This morning I heard a song lyric that went “Time is just an anchor…” and it got me thinking about relationships and the tradeoffs people make for them.
All relationships start off with the best of intentions. I know several long-term relationships that have run out of steam, where time really is an anchor, and I wonder if a lifetime is just too long for a single relationship. At least for some of us.
There’s the issue of “the kids,” of course, to consider. But once they’re grown, or close to it, then some couples do call “anchors aweigh.”
Many do not. Sometimes it’s because the relationship is generally working well. Or maybe they stick because they don’t want to be in the desert alone. Other times it’s like that saggy section of a mattress you’ve used for years. You know it’s not that good for you, but it’s been there so long, you’re comfortable with it. It’s too much effort to replace it.
As we age and gain experience, we learn that every relationship is a tradeoff.

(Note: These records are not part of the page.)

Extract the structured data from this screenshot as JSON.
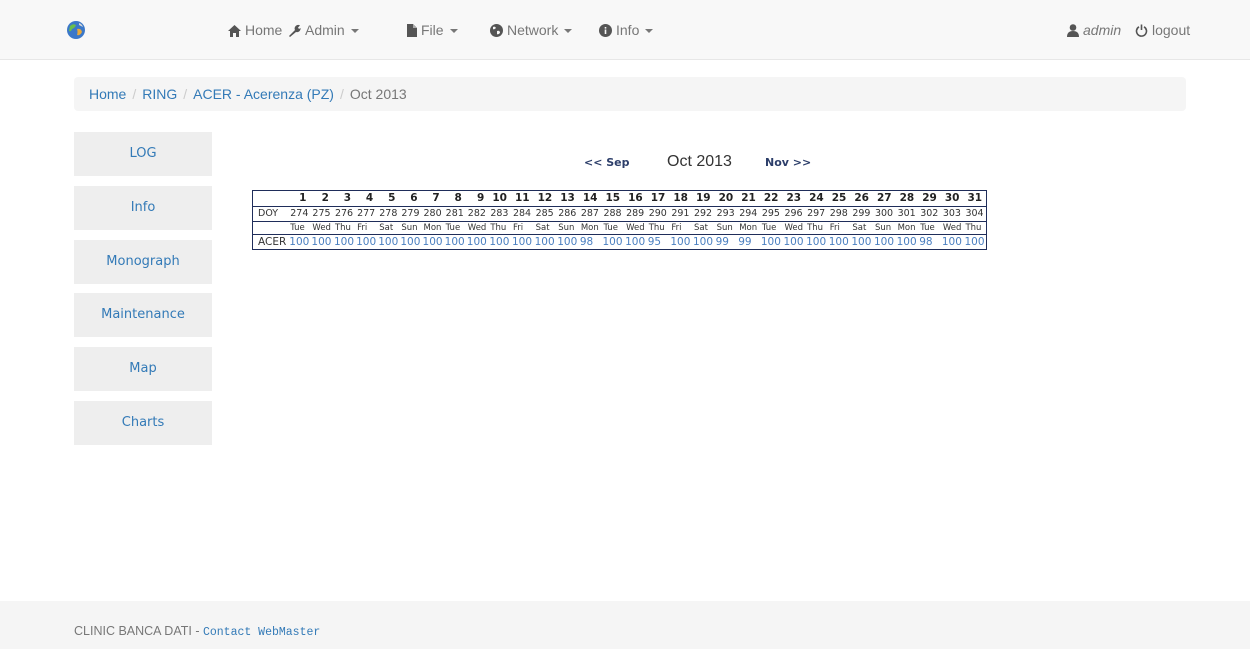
{
  "navbar": {
    "home": "Home",
    "admin": "Admin",
    "file": "File",
    "network": "Network",
    "info": "Info",
    "user": "admin",
    "logout": "logout"
  },
  "breadcrumb": [
    "Home",
    "RING",
    "ACER - Acerenza (PZ)",
    "Oct 2013"
  ],
  "sidebar": [
    "LOG",
    "Info",
    "Monograph",
    "Maintenance",
    "Map",
    "Charts"
  ],
  "month_nav": {
    "prev": "<< Sep",
    "current": "Oct 2013",
    "next": "Nov >>"
  },
  "calendar": {
    "days": [
      "1",
      "2",
      "3",
      "4",
      "5",
      "6",
      "7",
      "8",
      "9",
      "10",
      "11",
      "12",
      "13",
      "14",
      "15",
      "16",
      "17",
      "18",
      "19",
      "20",
      "21",
      "22",
      "23",
      "24",
      "25",
      "26",
      "27",
      "28",
      "29",
      "30",
      "31"
    ],
    "doy_label": "DOY",
    "doy": [
      "274",
      "275",
      "276",
      "277",
      "278",
      "279",
      "280",
      "281",
      "282",
      "283",
      "284",
      "285",
      "286",
      "287",
      "288",
      "289",
      "290",
      "291",
      "292",
      "293",
      "294",
      "295",
      "296",
      "297",
      "298",
      "299",
      "300",
      "301",
      "302",
      "303",
      "304"
    ],
    "weekdays": [
      "Tue",
      "Wed",
      "Thu",
      "Fri",
      "Sat",
      "Sun",
      "Mon",
      "Tue",
      "Wed",
      "Thu",
      "Fri",
      "Sat",
      "Sun",
      "Mon",
      "Tue",
      "Wed",
      "Thu",
      "Fri",
      "Sat",
      "Sun",
      "Mon",
      "Tue",
      "Wed",
      "Thu",
      "Fri",
      "Sat",
      "Sun",
      "Mon",
      "Tue",
      "Wed",
      "Thu"
    ],
    "station": "ACER",
    "values": [
      "100",
      "100",
      "100",
      "100",
      "100",
      "100",
      "100",
      "100",
      "100",
      "100",
      "100",
      "100",
      "100",
      "98",
      "100",
      "100",
      "95",
      "100",
      "100",
      "99",
      "99",
      "100",
      "100",
      "100",
      "100",
      "100",
      "100",
      "100",
      "98",
      "100",
      "100"
    ]
  },
  "footer": {
    "text": "CLINIC BANCA DATI - ",
    "link": "Contact WebMaster"
  }
}
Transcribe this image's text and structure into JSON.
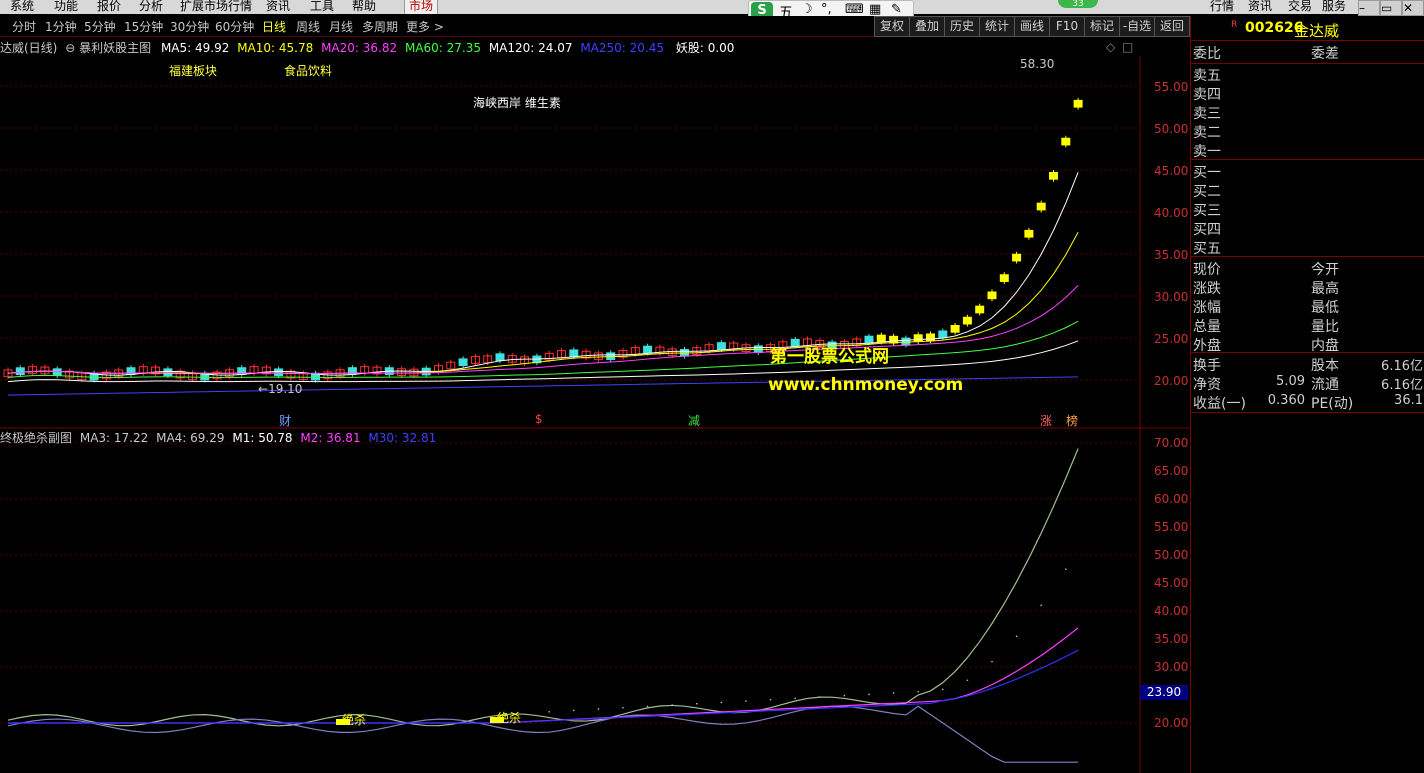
{
  "menu": {
    "items": [
      "系统",
      "功能",
      "报价",
      "分析",
      "扩展市场行情",
      "资讯",
      "工具",
      "帮助"
    ],
    "active": "市场"
  },
  "top_right": [
    "行情",
    "资讯",
    "交易",
    "服务"
  ],
  "periods": [
    "分时",
    "1分钟",
    "5分钟",
    "15分钟",
    "30分钟",
    "60分钟",
    "日线",
    "周线",
    "月线",
    "多周期",
    "更多 >"
  ],
  "selected_period": "日线",
  "toolbar": [
    "复权",
    "叠加",
    "历史",
    "统计",
    "画线",
    "F10",
    "标记",
    "-自选",
    "返回"
  ],
  "ime": {
    "label": "五",
    "badge": "33"
  },
  "main_info": {
    "stock": "达威(日线)",
    "indicator": "暴利妖股主图",
    "ma5": "MA5: 49.92",
    "ma10": "MA10: 45.78",
    "ma20": "MA20: 36.82",
    "ma60": "MA60: 27.35",
    "ma120": "MA120: 24.07",
    "ma250": "MA250: 20.45",
    "yg": "妖股: 0.00"
  },
  "annotations": {
    "sector1": "福建板块",
    "sector2": "食品饮料",
    "concept": "海峡西岸 维生素",
    "high": "58.30",
    "low": "19.10"
  },
  "price_axis": [
    "55.00",
    "50.00",
    "45.00",
    "40.00",
    "35.00",
    "30.00",
    "25.00",
    "20.00"
  ],
  "events": [
    "财",
    "$",
    "减",
    "涨",
    "榜"
  ],
  "watermark": {
    "title": "第一股票公式网",
    "url": "www.chnmoney.com"
  },
  "sub_info": {
    "name": "终极绝杀副图",
    "ma3": "MA3: 17.22",
    "ma4": "MA4: 69.29",
    "m1": "M1: 50.78",
    "m2": "M2: 36.81",
    "m30": "M30: 32.81"
  },
  "sub_axis": [
    "70.00",
    "65.00",
    "60.00",
    "55.00",
    "50.00",
    "45.00",
    "40.00",
    "35.00",
    "30.00",
    "25.00",
    "20.00"
  ],
  "sub_highlight": "23.90",
  "sub_labels": [
    "绝杀",
    "绝杀"
  ],
  "quote": {
    "badge": "R",
    "code": "002626",
    "name": "金达威",
    "head": [
      "委比",
      "委差"
    ],
    "sell": [
      "卖五",
      "卖四",
      "卖三",
      "卖二",
      "卖一"
    ],
    "buy": [
      "买一",
      "买二",
      "买三",
      "买四",
      "买五"
    ],
    "stats_left": [
      "现价",
      "涨跌",
      "涨幅",
      "总量",
      "外盘"
    ],
    "stats_right": [
      "今开",
      "最高",
      "最低",
      "量比",
      "内盘"
    ],
    "fin": [
      {
        "l": "换手",
        "lv": "",
        "r": "股本",
        "rv": "6.16亿"
      },
      {
        "l": "净资",
        "lv": "5.09",
        "r": "流通",
        "rv": "6.16亿"
      },
      {
        "l": "收益(一)",
        "lv": "0.360",
        "r": "PE(动)",
        "rv": "36.1"
      }
    ]
  },
  "colors": {
    "ma5": "#ffffff",
    "ma10": "#ffff00",
    "ma20": "#ff40ff",
    "ma60": "#40ff40",
    "ma120": "#ffffff",
    "ma250": "#4040ff",
    "up": "#ffff00",
    "down": "#40e0e0",
    "axis": "#c83030"
  }
}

We get certain benefits, but we have to give up some things we might have wanted.
I have two good male friends who date women who have only the physical attributes they like, and not the rest of it. The women they date are constantly taking advantage of them–emotionally and financially– and the relationships never last. I always laugh when they complain about it–they haven’t yet seen that they might find themselves happier and more satisifed if they made different choices. “I can’t meet anyone nice,” they tell me. “Uh huh,” I respond.
I’m all for a hot body, but if there’s nothing upstairs or lots of drama, I’ve had enough experience now to know it ain’t gonna work.
Some tradeoffs are more palatable than others. I thought this morning about what I would’ve had to give up to have the relationship in which the guy wanted us to adopt some biracial kids. I did want to be a mother, strongly, but there were other things that I would not have had. Interactions that would not have been satisfying. So that sacrifice would’ve been too great, even though my pull to motherhood was so strong. Once in a while, good sense prevails.
We only trade off to get what I call “the goodies.” That’s the good stuff in the relationship. I was prepared to make some significant tradeoffs in my last relationship. The “goodies” were really good. But the tradeoff was way too great.
Those of us who find relationships in which we don’t have to give up much at all are lucky.
And if you find one where you don’t have to give up anything, you’re the luckiest person on earth.